The 5th and 8th Circuits discounted the burdens these suspensions impose. Neither even addressed the effect of a ban on abortion rights, suggesting that judges should not second-guess state officials claiming to protect the public health. But how far would the courts go in carving out emergency exceptions to constitutional rights like abortion? In the 5th Circuit, Judge Stuart Kyle Duncan suggested that “all constitutional rights may be reasonably restricted to combat a public health emergency.”
But would the courts really create an emergency exception to the right to bear arms or the right to free speech? That’s hard to imagine. Instead, it’s much more likely that the courts expect Roe to be overturned and have simply got a head start on allowing the states to eliminate access to abortion.
If the Supreme Court does get involved, an emergency exception to abortion rights could outlast COVID-19. First, the justices would send a powerful message about how much they buy states’ version of the reality, even if it defies common sense. If the court defers to the states now, it will be that much easier for the justices to taking the states’ word for it later when they restrict abortion in the name of public health.

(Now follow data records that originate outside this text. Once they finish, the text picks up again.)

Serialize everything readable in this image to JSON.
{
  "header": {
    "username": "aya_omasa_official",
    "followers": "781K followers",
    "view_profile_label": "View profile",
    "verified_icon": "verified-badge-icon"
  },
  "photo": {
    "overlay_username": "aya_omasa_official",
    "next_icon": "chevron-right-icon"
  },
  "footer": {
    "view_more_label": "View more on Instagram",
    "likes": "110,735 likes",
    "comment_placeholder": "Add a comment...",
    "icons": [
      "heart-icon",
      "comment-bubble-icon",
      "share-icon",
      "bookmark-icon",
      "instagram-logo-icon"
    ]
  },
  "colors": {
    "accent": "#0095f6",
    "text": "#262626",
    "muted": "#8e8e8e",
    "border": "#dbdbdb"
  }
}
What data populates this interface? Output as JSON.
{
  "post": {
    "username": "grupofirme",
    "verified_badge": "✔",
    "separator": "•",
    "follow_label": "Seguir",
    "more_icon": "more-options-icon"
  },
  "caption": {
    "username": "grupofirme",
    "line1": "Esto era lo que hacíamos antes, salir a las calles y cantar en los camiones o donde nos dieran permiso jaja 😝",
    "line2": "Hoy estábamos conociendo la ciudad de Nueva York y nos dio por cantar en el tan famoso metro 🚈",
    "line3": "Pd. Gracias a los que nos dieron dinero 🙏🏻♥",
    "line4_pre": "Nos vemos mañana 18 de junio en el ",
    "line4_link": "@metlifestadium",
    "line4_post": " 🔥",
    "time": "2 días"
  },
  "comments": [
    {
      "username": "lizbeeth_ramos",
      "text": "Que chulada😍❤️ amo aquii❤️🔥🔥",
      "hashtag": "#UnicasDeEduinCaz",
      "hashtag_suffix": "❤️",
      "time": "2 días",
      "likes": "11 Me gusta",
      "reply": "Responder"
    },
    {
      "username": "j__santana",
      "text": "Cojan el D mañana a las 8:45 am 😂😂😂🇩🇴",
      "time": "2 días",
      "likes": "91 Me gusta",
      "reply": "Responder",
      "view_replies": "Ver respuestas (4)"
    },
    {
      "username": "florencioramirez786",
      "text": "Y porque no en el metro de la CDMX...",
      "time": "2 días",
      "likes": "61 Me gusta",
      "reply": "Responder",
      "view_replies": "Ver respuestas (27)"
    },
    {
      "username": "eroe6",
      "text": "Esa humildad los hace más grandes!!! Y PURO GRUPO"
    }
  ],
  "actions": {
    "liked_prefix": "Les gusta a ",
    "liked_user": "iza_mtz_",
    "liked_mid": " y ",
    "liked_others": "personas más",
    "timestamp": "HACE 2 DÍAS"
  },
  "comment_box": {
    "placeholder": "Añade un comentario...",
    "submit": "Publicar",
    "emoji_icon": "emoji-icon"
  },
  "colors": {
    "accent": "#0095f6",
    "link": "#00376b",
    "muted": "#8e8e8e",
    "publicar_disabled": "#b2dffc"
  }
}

And if the court recognizes an emergency exception to abortion rights, states might try to take advantage, recognizing new and different emergencies. Who would say when these emergencies ended—and what kind of power the states would have to eliminate abortion?
We will soon learn more about what the justices think about Roe when a recent case heard by the Supreme Court, June Medical Services v. Russo, comes down this summer. But the fate of the COVID-19 bans may show us that abortion is already a second-class right—or no right at all.
Rachel Rebouché is the associate dean and a professor of law at Temple University School of Law.
Mary Ziegler, a law professor at Florida State University College of Law, is the author of Abortion and the Law in America: Roe v. Wade to the Present (Cambridge University Press, 2020).
The views expressed in this article are the writers’ own.